And I think we’re already close.
Social’s origins are pretty obvious: Society (English) -> Société (Old French) -> Societās (Latin for “fellowship”) -> socius (Latin for “companion”).
There’s no reason to abandon our term completely. What I want is a phrase that implies that we are working to move society forward in our own innovative ways. This is relational and communal. It’s collaborative and thoughtful. Full of fellowship and companions.
Artists, Entrepreneurs, Moms, VCs, Botanists, DJs, Brand Experts, and social media gurus alike. Doing good in the world is not reserved for just a few. The opportunity to tap into your passions and strengths to push society forward is open to everyone.
And I’d like to call it Societal Innovation.
It’s a subtle yet important shift. You can feel the intentionality.
Here’s to the masses of societal innovators wanting their life to matter.
Would love to hear your thoughts.
My Facebook News Feed is a minefield this week.
Growing up as a conservative christian cliché in Oklahoma, then moving to Nashville… then to NYC… then to Austin and back to NYC… and now to San Francisco, my position on marriage equality has evolved as much as my geographic position.
And although my views on the topic have changed dramatically, I know that some of my good friends have only deepened their roots in their belief one way or the other. By one group, I’m viewed as a heretic. By the other, an anti-gay sympathizer for not having an equal sign up as my profile photo. Genuinely, I’m trying to walk humbly down my own path of discovery while respecting anyone’s right to the same journey, with no bias of where it takes them. Because I know how hard it is to learn something new.
Regardless of how one might feel… our country is not a theocracy. Morality is not co-opted by those who read the Bible and love is not co-opted by those who are attracted to people of the opposite sex.
There are four thoughts that I’d like to just throw out there:
1. We throw the prefix “Anti-” around too easily. Biased voices from both sides invent enemies and inspire hate through these four letters. Please stop using it.
2. The battle is almost over. Same-sex marriage is going to be legalized and socially accepted. Fighting as though there is a chance to stop it is a waste of energy and human potential.
3. Getting this conversation out of politics is going to be healthy. It’s too polarizing. We’re genuinely talking about this issue as if there aren’t hurting people in the middle. This is now going to be a conversation for families and neighbors and friends.

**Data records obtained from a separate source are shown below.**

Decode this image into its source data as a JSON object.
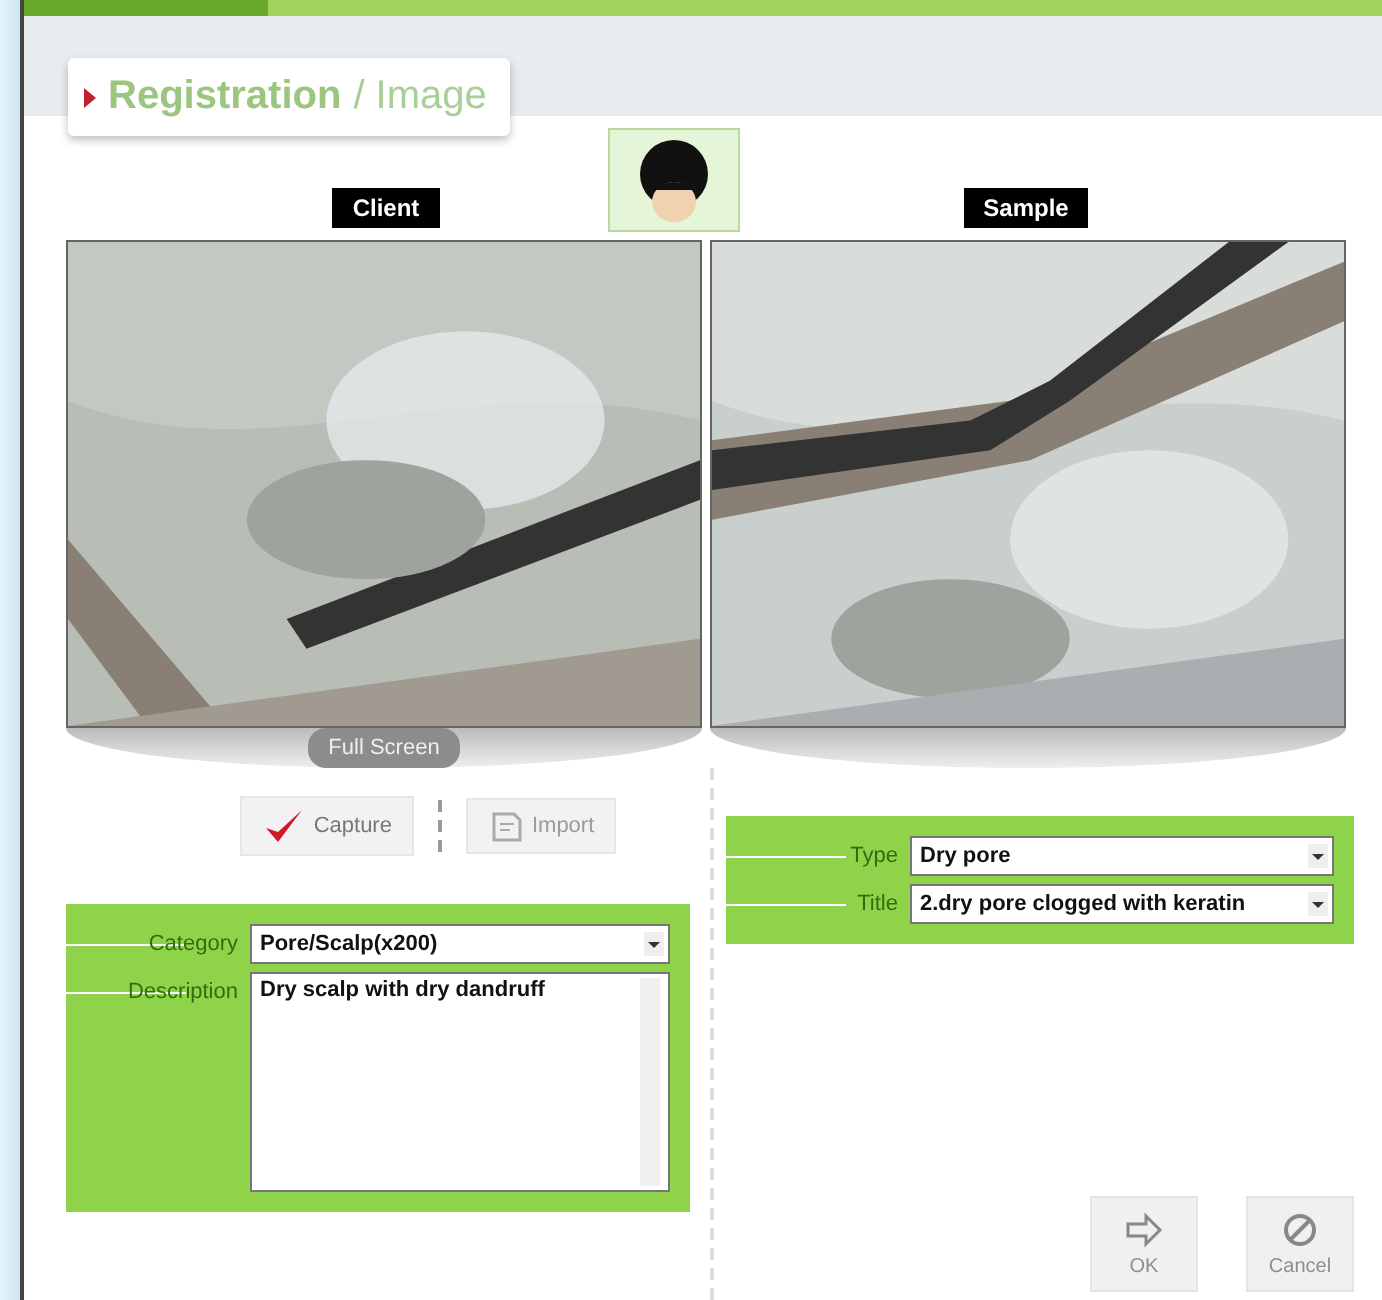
{
  "header": {
    "title": "Registration",
    "subtitle": "/ Image"
  },
  "viewers": [
    {
      "label": "Client"
    },
    {
      "label": "Sample"
    }
  ],
  "full_screen": {
    "label": "Full Screen"
  },
  "actions": [
    {
      "label": "Capture",
      "kind": "capture",
      "disabled": false
    },
    {
      "label": "Import",
      "kind": "import",
      "disabled": true
    }
  ],
  "client_form": {
    "fields": [
      {
        "label": "Category",
        "kind": "select",
        "value": "Pore/Scalp(x200)"
      },
      {
        "label": "Description",
        "kind": "textarea",
        "value": "Dry scalp with dry dandruff"
      }
    ]
  },
  "sample_form": {
    "fields": [
      {
        "label": "Type",
        "kind": "select",
        "value": "Dry pore"
      },
      {
        "label": "Title",
        "kind": "select",
        "value": "2.dry pore clogged with keratin"
      }
    ]
  },
  "buttons": [
    {
      "label": "OK",
      "kind": "ok",
      "disabled": true
    },
    {
      "label": "Cancel",
      "kind": "cancel",
      "disabled": true
    }
  ]
}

4. Give the gays a break. As the gay community finds their relationships on display, don’t get up in arms about every failed marriage and remember… the straight community hasn’t exactly set the bar too high.
With that being said, I’m genuinely excited to move beyond this conversation. At least in the form that it exists now. I’m less excited for the comments and texts I’ll get after I press “publish.” But I’m thrilled for my gay friends to be able to move forward in their commitment to each other.